[PROVIDED RECORDS]:
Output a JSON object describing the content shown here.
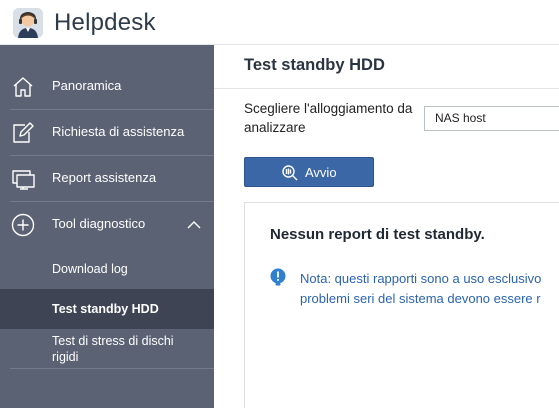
{
  "header": {
    "app_title": "Helpdesk",
    "app_icon": "helpdesk-agent-icon"
  },
  "sidebar": {
    "items": [
      {
        "label": "Panoramica",
        "icon": "home-icon"
      },
      {
        "label": "Richiesta di assistenza",
        "icon": "edit-icon"
      },
      {
        "label": "Report assistenza",
        "icon": "monitor-icon"
      },
      {
        "label": "Tool diagnostico",
        "icon": "plus-circle-icon",
        "expanded": true
      }
    ],
    "sub_items": [
      {
        "label": "Download log",
        "active": false
      },
      {
        "label": "Test standby HDD",
        "active": true
      },
      {
        "label": "Test di stress di dischi rigidi",
        "active": false
      }
    ]
  },
  "main": {
    "title": "Test standby HDD",
    "enclosure_label": "Scegliere l'alloggiamento da analizzare",
    "enclosure_value": "NAS host",
    "start_label": "Avvio",
    "panel": {
      "title": "Nessun report di test standby.",
      "note_line1": "Nota: questi rapporti sono a uso esclusivo",
      "note_line2": "problemi seri del sistema devono essere r"
    }
  },
  "colors": {
    "sidebar_bg": "#5b6273",
    "sidebar_active": "#3e4454",
    "primary_button": "#3b67a6",
    "note_text": "#2b64ad",
    "info_icon": "#2f80d1"
  }
}
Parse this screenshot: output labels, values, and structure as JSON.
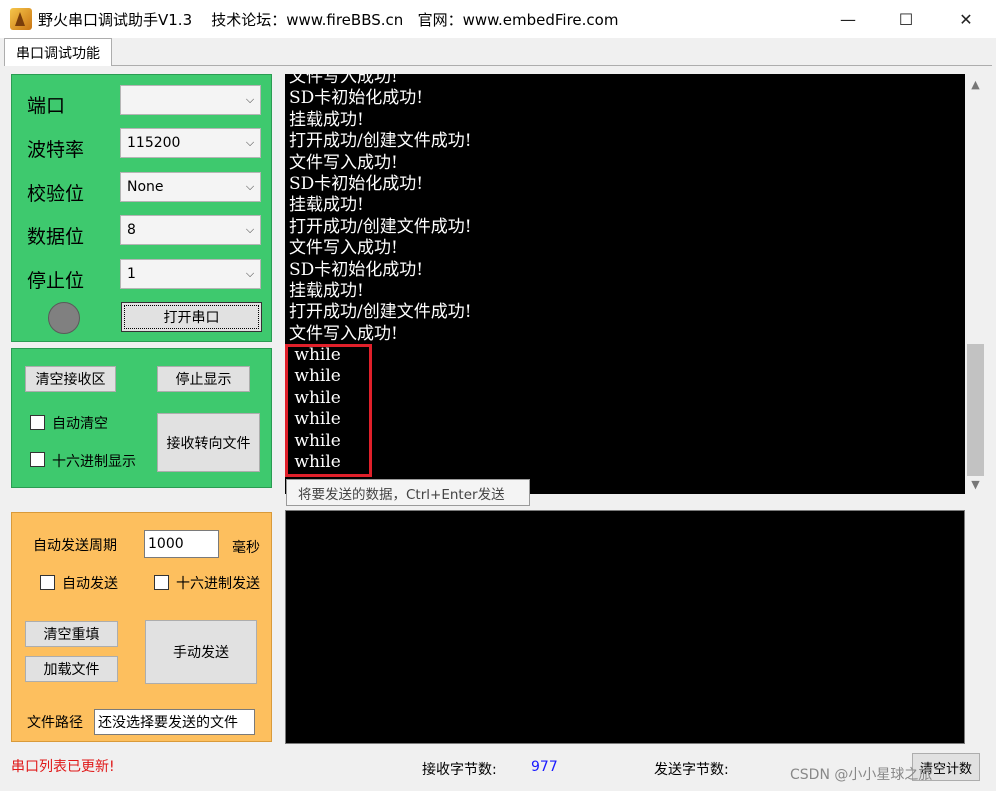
{
  "window": {
    "title": "野火串口调试助手V1.3    技术论坛：www.fireBBS.cn   官网：www.embedFire.com",
    "minimize": "—",
    "maximize": "☐",
    "close": "✕"
  },
  "tabs": [
    {
      "label": "串口调试功能"
    }
  ],
  "serial": {
    "port_label": "端口",
    "port_value": "",
    "baud_label": "波特率",
    "baud_value": "115200",
    "parity_label": "校验位",
    "parity_value": "None",
    "databits_label": "数据位",
    "databits_value": "8",
    "stopbits_label": "停止位",
    "stopbits_value": "1",
    "open_button": "打开串口",
    "status_led_color": "#808080"
  },
  "receive_controls": {
    "clear_button": "清空接收区",
    "stop_button": "停止显示",
    "auto_clear_label": "自动清空",
    "hex_display_label": "十六进制显示",
    "redirect_button": "接收转向文件"
  },
  "send_controls": {
    "period_label": "自动发送周期",
    "period_value": "1000",
    "period_unit": "毫秒",
    "auto_send_label": "自动发送",
    "hex_send_label": "十六进制发送",
    "clear_button": "清空重填",
    "load_button": "加载文件",
    "send_button": "手动发送",
    "file_path_label": "文件路径",
    "file_path_value": "还没选择要发送的文件"
  },
  "receive_text": [
    "文件写入成功!",
    "SD卡初始化成功!",
    "挂载成功!",
    "打开成功/创建文件成功!",
    "文件写入成功!",
    "SD卡初始化成功!",
    "挂载成功!",
    "打开成功/创建文件成功!",
    "文件写入成功!",
    "SD卡初始化成功!",
    "挂载成功!",
    "打开成功/创建文件成功!",
    "文件写入成功!",
    " while",
    " while",
    " while",
    " while",
    " while",
    " while"
  ],
  "send_placeholder_tooltip": "将要发送的数据，Ctrl+Enter发送",
  "status": {
    "message": "串口列表已更新!",
    "recv_bytes_label": "接收字节数:",
    "recv_bytes_value": "977",
    "send_bytes_label": "发送字节数:",
    "clear_count_button": "清空计数",
    "watermark": "CSDN @小小星球之旅"
  },
  "colors": {
    "serial_panel": "#3ec96e",
    "send_panel": "#fdbf5e",
    "highlight_box": "#e0202a",
    "status_message": "#e01818",
    "count_value": "#1a1aff"
  }
}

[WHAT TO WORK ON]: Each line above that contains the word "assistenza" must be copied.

[SOLUTION]:
        "label": "Richiesta di assistenza",
        "label": "Report assistenza",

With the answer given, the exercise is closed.